Dataset records:

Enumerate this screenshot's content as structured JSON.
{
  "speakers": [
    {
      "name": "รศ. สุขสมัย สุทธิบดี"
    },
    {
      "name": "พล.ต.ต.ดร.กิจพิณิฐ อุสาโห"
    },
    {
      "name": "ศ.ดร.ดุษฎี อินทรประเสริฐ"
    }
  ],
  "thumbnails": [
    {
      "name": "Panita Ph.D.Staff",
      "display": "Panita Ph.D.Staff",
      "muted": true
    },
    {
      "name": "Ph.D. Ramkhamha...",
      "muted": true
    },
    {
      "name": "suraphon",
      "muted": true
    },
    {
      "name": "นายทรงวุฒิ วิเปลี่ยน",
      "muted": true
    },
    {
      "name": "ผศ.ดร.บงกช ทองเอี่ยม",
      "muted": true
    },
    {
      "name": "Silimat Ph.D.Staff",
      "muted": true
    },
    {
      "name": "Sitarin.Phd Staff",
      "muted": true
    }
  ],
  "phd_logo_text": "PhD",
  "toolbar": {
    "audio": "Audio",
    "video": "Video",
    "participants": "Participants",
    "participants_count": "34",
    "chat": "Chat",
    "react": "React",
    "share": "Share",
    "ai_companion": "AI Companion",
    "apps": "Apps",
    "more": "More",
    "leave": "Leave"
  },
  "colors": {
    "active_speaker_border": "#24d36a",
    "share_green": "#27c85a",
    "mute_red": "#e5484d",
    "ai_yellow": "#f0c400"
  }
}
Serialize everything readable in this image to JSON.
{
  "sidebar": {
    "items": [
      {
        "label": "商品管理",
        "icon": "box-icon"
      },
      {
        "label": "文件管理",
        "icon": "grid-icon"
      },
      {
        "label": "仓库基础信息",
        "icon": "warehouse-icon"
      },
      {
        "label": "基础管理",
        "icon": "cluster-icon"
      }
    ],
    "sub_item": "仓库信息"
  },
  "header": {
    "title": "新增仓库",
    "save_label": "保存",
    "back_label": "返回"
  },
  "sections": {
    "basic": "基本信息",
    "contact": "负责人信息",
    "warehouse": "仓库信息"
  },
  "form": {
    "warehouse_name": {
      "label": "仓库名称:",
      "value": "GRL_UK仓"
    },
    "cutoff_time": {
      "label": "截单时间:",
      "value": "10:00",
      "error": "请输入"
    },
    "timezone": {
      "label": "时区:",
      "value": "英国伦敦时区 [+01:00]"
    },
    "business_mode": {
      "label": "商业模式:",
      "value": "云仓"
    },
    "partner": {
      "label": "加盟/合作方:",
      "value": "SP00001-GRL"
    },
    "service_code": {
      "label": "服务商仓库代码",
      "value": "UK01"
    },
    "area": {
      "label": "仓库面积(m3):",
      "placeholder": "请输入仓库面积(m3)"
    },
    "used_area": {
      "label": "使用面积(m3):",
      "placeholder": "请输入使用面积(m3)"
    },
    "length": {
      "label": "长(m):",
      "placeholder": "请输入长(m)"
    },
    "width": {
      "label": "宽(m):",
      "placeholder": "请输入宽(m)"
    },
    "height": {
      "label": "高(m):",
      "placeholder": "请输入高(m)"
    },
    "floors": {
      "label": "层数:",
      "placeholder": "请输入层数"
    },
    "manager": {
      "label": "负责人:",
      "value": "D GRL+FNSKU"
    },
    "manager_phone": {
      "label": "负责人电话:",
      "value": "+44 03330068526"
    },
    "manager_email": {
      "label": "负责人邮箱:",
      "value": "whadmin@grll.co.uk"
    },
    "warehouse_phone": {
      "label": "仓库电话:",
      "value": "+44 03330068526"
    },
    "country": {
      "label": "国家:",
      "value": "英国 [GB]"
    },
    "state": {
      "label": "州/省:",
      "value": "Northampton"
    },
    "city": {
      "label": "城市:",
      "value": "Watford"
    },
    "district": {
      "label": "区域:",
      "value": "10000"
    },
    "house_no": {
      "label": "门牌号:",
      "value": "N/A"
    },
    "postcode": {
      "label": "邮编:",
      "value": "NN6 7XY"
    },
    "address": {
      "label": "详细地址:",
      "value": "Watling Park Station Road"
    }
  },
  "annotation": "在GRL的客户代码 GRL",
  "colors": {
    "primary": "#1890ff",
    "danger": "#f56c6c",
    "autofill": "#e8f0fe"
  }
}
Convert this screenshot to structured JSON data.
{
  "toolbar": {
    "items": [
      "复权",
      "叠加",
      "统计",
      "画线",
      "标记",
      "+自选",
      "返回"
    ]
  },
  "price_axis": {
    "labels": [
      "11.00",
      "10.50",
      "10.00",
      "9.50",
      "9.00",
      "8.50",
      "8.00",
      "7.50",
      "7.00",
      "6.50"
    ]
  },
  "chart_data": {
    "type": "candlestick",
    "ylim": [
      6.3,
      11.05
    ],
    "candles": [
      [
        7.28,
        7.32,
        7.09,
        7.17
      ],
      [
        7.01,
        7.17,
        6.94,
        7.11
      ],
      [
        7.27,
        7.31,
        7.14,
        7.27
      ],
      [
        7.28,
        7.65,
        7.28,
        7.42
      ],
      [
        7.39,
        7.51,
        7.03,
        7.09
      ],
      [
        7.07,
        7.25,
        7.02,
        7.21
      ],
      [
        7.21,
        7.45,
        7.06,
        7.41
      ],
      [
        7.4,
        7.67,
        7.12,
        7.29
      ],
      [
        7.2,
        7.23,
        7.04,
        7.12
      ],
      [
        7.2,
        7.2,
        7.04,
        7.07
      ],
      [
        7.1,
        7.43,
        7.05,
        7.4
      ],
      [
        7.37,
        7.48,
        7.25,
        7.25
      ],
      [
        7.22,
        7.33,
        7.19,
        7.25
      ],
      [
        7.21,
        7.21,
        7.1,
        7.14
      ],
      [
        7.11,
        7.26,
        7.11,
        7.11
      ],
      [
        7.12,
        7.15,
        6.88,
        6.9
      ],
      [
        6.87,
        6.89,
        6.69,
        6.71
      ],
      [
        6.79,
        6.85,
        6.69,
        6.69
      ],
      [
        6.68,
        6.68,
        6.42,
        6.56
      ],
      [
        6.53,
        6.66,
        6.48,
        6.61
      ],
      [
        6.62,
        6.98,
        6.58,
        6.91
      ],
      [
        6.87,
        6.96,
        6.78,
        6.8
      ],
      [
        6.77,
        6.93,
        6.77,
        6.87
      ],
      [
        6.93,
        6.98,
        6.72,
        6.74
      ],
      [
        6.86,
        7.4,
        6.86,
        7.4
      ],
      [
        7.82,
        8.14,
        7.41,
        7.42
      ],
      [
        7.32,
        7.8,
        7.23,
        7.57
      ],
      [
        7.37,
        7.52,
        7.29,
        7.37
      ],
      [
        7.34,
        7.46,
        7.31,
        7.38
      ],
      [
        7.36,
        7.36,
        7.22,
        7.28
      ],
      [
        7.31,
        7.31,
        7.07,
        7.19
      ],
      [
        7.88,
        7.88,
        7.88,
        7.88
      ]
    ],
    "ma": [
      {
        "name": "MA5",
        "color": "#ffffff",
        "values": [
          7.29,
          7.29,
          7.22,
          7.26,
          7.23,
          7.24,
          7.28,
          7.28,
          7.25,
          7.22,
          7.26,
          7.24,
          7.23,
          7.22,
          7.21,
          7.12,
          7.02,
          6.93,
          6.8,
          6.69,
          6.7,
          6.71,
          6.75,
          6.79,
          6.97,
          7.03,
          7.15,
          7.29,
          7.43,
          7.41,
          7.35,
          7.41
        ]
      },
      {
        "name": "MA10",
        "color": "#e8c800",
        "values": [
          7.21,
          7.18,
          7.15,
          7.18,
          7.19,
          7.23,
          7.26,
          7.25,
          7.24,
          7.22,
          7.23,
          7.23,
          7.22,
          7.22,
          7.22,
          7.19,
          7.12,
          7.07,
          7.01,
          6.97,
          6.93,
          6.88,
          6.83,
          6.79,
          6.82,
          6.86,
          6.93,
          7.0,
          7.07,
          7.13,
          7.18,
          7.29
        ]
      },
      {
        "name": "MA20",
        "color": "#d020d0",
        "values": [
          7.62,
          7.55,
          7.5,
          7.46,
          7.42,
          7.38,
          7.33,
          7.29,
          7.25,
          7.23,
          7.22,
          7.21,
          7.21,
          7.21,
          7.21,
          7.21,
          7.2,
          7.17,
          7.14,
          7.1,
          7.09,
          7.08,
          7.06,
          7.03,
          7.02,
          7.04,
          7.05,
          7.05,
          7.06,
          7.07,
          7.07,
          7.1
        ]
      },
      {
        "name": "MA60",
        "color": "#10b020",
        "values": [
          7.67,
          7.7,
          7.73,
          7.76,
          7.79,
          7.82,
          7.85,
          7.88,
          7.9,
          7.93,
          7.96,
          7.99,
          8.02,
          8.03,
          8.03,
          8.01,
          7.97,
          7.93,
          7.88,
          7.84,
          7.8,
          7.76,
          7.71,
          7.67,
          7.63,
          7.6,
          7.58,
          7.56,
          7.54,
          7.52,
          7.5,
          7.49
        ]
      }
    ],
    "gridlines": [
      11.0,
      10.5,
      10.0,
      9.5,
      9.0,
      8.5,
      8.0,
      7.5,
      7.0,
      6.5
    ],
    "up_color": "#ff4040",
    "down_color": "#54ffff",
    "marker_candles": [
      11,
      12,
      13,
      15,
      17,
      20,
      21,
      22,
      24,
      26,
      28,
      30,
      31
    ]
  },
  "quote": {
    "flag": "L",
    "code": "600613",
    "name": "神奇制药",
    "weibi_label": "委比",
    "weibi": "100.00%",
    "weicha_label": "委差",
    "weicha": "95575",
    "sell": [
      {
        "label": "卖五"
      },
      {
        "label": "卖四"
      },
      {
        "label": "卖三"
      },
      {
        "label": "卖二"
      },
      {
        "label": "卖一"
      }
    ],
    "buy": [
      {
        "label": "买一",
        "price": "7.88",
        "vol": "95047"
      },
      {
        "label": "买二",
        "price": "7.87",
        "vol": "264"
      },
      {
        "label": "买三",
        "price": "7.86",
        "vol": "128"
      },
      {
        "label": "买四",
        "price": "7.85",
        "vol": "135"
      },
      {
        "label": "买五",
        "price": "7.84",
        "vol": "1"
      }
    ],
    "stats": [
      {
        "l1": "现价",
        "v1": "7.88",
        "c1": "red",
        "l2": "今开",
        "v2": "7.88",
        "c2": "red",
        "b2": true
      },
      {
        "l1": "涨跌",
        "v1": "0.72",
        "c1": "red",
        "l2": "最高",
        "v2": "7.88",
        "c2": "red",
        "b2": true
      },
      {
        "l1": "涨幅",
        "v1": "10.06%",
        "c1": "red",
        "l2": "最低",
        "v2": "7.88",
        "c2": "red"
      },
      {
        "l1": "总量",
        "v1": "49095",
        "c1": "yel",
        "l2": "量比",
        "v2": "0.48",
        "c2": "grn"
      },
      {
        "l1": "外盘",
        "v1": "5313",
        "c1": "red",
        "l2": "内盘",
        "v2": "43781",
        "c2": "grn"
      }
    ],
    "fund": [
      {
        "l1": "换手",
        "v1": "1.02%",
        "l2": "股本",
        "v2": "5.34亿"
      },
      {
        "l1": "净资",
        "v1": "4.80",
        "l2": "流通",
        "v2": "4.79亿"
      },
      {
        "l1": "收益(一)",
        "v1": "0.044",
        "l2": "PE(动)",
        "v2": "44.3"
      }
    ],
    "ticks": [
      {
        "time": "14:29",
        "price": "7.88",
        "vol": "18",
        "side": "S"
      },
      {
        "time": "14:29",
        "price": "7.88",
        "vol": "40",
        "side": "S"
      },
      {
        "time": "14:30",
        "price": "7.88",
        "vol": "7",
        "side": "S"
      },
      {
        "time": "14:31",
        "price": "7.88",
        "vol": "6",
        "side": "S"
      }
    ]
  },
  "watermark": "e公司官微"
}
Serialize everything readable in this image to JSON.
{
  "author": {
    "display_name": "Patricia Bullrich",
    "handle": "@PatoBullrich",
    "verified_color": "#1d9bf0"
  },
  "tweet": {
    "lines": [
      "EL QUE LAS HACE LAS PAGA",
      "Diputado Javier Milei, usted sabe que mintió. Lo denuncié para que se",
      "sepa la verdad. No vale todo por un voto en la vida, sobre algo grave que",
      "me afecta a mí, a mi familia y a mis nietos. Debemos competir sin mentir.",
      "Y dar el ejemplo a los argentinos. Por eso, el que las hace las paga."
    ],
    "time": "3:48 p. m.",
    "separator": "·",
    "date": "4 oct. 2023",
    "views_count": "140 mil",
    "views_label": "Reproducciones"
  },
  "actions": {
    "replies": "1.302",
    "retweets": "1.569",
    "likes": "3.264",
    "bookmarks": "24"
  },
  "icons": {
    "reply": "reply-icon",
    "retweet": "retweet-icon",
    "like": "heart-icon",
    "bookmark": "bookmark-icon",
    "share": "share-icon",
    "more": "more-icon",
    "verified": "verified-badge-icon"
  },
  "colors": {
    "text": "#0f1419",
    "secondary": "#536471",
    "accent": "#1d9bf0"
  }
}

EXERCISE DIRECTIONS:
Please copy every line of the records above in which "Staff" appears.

SOLUTION TO THE PROBLEM:
      "name": "Panita Ph.D.Staff",
      "display": "Panita Ph.D.Staff",
      "name": "Silimat Ph.D.Staff",
      "name": "Sitarin.Phd Staff",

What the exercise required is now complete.